**INPUT DATA**

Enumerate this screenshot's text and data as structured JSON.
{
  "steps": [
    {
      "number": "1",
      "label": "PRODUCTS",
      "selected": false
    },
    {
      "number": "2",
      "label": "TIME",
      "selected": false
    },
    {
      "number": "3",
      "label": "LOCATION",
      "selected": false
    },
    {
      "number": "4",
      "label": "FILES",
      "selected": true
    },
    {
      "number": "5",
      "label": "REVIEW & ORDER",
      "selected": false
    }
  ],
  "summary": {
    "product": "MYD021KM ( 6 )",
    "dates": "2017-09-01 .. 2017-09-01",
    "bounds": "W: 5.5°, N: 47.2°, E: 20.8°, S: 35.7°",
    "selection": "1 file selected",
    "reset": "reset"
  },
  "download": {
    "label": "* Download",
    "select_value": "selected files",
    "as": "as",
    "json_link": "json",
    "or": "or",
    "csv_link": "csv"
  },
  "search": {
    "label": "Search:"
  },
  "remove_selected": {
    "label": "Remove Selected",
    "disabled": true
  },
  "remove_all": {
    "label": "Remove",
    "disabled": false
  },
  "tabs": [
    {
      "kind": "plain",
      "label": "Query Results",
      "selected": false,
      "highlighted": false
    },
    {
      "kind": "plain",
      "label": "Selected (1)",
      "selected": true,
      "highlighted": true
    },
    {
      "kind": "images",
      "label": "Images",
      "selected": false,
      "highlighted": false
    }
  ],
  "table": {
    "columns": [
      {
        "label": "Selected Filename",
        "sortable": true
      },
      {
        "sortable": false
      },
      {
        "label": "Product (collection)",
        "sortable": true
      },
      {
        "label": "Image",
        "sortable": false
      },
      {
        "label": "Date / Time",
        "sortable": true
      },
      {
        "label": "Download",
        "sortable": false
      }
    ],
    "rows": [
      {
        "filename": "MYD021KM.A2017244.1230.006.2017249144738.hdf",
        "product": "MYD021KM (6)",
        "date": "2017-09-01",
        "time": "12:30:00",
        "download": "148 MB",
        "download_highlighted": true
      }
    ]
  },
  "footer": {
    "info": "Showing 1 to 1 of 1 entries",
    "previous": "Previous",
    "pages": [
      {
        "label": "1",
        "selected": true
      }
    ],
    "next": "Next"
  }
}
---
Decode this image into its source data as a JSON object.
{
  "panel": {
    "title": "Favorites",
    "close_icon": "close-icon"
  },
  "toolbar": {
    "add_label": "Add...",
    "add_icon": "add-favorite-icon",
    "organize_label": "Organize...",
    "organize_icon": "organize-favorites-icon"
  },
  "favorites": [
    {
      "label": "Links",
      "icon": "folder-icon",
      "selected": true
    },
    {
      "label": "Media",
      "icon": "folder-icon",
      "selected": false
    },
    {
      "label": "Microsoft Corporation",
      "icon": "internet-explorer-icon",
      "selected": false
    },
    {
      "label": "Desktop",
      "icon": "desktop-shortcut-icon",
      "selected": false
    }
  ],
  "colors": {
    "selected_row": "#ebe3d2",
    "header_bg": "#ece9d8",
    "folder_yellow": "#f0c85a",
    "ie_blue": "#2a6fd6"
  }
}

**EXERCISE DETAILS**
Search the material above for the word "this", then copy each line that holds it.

**FINISHED TASK**
Enumerate this screenshot's text and data as structured JSON.
Decode this image into its source data as a JSON object.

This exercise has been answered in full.